— Your goal —
An exact repetition of every entry, with no images, is the required answer.

[Interface dataset entries]
# # # # # # #
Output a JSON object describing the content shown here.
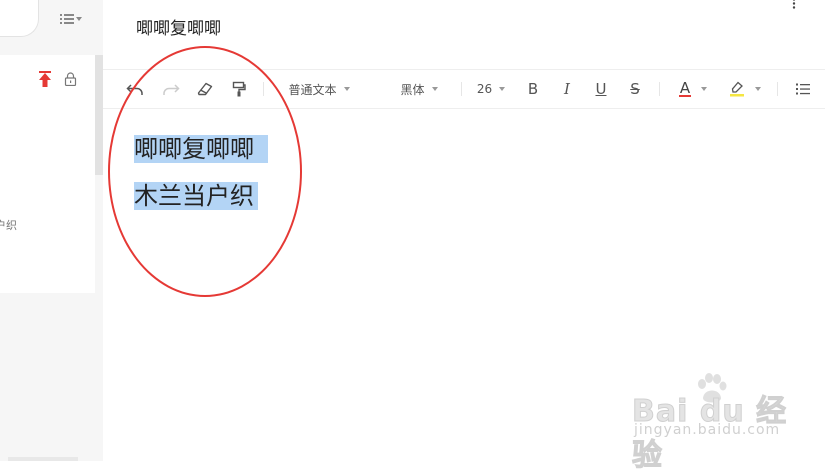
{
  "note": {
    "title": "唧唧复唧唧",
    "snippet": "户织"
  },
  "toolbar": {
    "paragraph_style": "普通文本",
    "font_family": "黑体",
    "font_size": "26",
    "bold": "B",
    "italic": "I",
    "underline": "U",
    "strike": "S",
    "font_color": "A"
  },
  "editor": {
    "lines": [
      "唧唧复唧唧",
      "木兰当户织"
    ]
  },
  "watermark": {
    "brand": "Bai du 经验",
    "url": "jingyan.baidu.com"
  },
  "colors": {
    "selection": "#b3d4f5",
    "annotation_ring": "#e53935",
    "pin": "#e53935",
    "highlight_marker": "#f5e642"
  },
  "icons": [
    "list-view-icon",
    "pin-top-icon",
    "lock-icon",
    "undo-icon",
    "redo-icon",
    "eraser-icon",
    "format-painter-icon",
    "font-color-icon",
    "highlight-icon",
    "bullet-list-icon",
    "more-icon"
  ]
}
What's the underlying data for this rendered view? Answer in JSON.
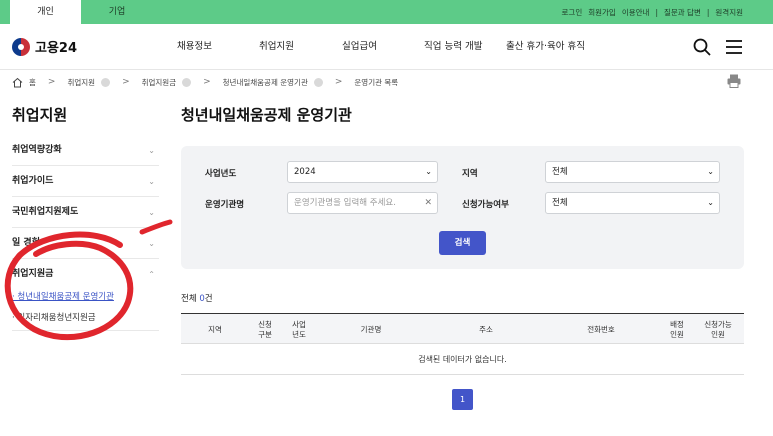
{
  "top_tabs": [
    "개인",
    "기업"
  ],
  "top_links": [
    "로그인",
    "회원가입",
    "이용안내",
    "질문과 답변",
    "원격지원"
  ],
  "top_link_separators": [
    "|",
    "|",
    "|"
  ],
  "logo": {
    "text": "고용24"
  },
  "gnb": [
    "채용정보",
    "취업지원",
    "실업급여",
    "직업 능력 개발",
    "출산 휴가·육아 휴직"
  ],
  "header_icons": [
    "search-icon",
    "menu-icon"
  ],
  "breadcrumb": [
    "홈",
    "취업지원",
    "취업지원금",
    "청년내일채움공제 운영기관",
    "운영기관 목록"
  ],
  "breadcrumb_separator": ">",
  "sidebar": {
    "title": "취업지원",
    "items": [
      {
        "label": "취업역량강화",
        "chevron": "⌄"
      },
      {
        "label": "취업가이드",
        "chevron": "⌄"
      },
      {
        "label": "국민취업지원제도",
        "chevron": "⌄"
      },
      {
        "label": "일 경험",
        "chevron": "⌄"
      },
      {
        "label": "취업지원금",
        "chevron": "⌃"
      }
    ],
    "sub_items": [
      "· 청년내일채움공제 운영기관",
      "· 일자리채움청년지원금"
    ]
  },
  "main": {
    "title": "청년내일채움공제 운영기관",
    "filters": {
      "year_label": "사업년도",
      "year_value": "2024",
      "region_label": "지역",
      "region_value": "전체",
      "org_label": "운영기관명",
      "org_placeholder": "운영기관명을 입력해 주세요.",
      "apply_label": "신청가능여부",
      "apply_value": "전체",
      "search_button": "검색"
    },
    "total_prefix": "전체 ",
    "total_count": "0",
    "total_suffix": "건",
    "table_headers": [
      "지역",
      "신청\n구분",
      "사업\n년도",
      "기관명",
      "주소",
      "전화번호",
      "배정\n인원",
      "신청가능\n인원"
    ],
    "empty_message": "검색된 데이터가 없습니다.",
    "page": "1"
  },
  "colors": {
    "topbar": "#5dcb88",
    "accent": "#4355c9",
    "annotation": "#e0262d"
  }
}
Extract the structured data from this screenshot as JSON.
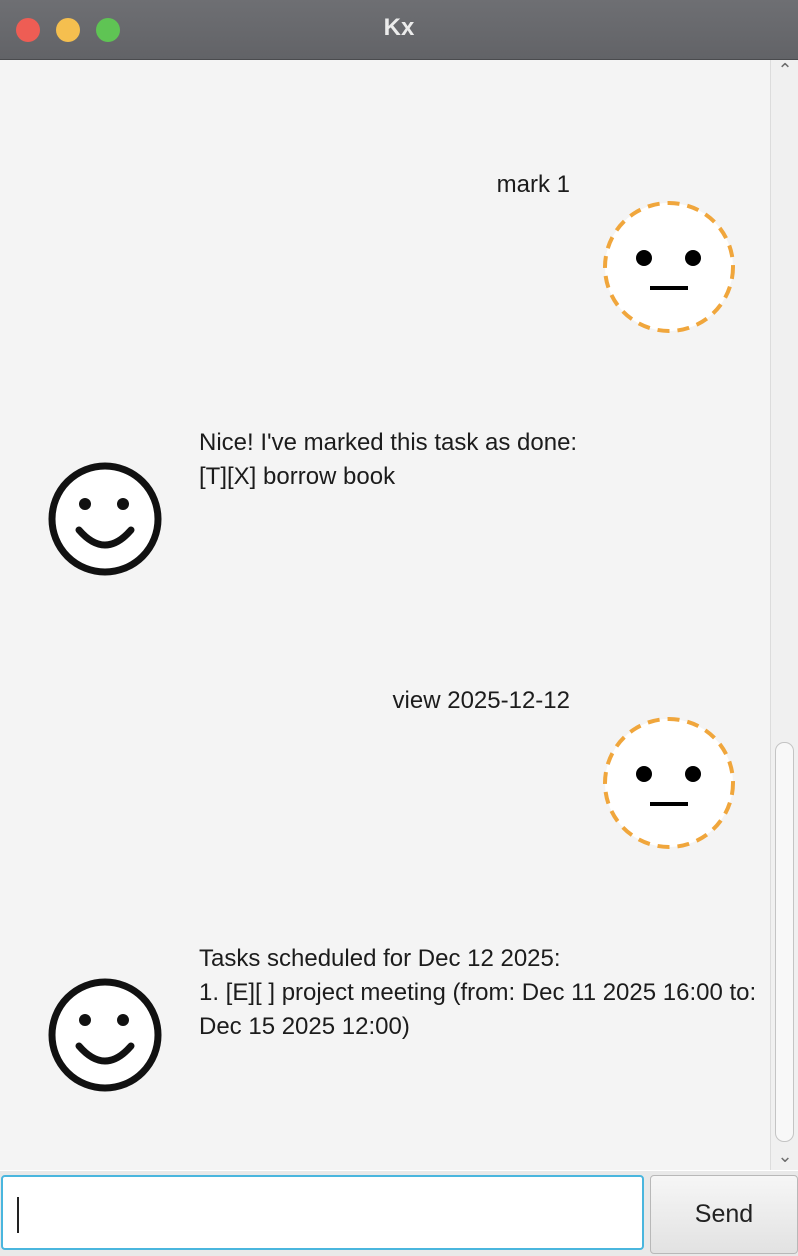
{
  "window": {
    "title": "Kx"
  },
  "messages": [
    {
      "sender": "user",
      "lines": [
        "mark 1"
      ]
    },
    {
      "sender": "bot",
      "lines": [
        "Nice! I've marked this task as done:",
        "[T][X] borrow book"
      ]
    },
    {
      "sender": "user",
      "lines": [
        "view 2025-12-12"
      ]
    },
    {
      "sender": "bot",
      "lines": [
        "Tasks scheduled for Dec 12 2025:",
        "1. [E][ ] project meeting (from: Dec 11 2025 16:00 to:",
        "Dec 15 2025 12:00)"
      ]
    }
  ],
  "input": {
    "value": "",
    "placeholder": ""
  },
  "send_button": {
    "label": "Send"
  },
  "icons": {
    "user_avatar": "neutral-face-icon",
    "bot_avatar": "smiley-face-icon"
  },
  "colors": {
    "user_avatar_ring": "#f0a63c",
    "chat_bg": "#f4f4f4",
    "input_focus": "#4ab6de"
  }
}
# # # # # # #
— Exercise response —
Output a JSON object describing the content shown here.
{
  "note": {
    "title": "唧唧复唧唧",
    "snippet": "户织"
  },
  "toolbar": {
    "paragraph_style": "普通文本",
    "font_family": "黑体",
    "font_size": "26",
    "bold": "B",
    "italic": "I",
    "underline": "U",
    "strike": "S",
    "font_color": "A"
  },
  "editor": {
    "lines": [
      "唧唧复唧唧",
      "木兰当户织"
    ]
  },
  "watermark": {
    "brand": "Bai du 经验",
    "url": "jingyan.baidu.com"
  },
  "colors": {
    "selection": "#b3d4f5",
    "annotation_ring": "#e53935",
    "pin": "#e53935",
    "highlight_marker": "#f5e642"
  },
  "icons": [
    "list-view-icon",
    "pin-top-icon",
    "lock-icon",
    "undo-icon",
    "redo-icon",
    "eraser-icon",
    "format-painter-icon",
    "font-color-icon",
    "highlight-icon",
    "bullet-list-icon",
    "more-icon"
  ]
}
What's the underlying data for this rendered view? Answer in JSON.
{
  "top_tabs": [
    "개인",
    "기업"
  ],
  "top_links": [
    "로그인",
    "회원가입",
    "이용안내",
    "질문과 답변",
    "원격지원"
  ],
  "top_link_separators": [
    "|",
    "|",
    "|"
  ],
  "logo": {
    "text": "고용24"
  },
  "gnb": [
    "채용정보",
    "취업지원",
    "실업급여",
    "직업 능력 개발",
    "출산 휴가·육아 휴직"
  ],
  "header_icons": [
    "search-icon",
    "menu-icon"
  ],
  "breadcrumb": [
    "홈",
    "취업지원",
    "취업지원금",
    "청년내일채움공제 운영기관",
    "운영기관 목록"
  ],
  "breadcrumb_separator": ">",
  "sidebar": {
    "title": "취업지원",
    "items": [
      {
        "label": "취업역량강화",
        "chevron": "⌄"
      },
      {
        "label": "취업가이드",
        "chevron": "⌄"
      },
      {
        "label": "국민취업지원제도",
        "chevron": "⌄"
      },
      {
        "label": "일 경험",
        "chevron": "⌄"
      },
      {
        "label": "취업지원금",
        "chevron": "⌃"
      }
    ],
    "sub_items": [
      "· 청년내일채움공제 운영기관",
      "· 일자리채움청년지원금"
    ]
  },
  "main": {
    "title": "청년내일채움공제 운영기관",
    "filters": {
      "year_label": "사업년도",
      "year_value": "2024",
      "region_label": "지역",
      "region_value": "전체",
      "org_label": "운영기관명",
      "org_placeholder": "운영기관명을 입력해 주세요.",
      "apply_label": "신청가능여부",
      "apply_value": "전체",
      "search_button": "검색"
    },
    "total_prefix": "전체 ",
    "total_count": "0",
    "total_suffix": "건",
    "table_headers": [
      "지역",
      "신청\n구분",
      "사업\n년도",
      "기관명",
      "주소",
      "전화번호",
      "배정\n인원",
      "신청가능\n인원"
    ],
    "empty_message": "검색된 데이터가 없습니다.",
    "page": "1"
  },
  "colors": {
    "topbar": "#5dcb88",
    "accent": "#4355c9",
    "annotation": "#e0262d"
  }
}
Extract the structured data from this screenshot as JSON.
{
  "window": {
    "title": "Kx"
  },
  "messages": [
    {
      "sender": "user",
      "lines": [
        "mark 1"
      ]
    },
    {
      "sender": "bot",
      "lines": [
        "Nice! I've marked this task as done:",
        "[T][X] borrow book"
      ]
    },
    {
      "sender": "user",
      "lines": [
        "view 2025-12-12"
      ]
    },
    {
      "sender": "bot",
      "lines": [
        "Tasks scheduled for Dec 12 2025:",
        "1. [E][ ] project meeting (from: Dec 11 2025 16:00 to:",
        "Dec 15 2025 12:00)"
      ]
    }
  ],
  "input": {
    "value": "",
    "placeholder": ""
  },
  "send_button": {
    "label": "Send"
  },
  "icons": {
    "user_avatar": "neutral-face-icon",
    "bot_avatar": "smiley-face-icon"
  },
  "colors": {
    "user_avatar_ring": "#f0a63c",
    "chat_bg": "#f4f4f4",
    "input_focus": "#4ab6de"
  }
}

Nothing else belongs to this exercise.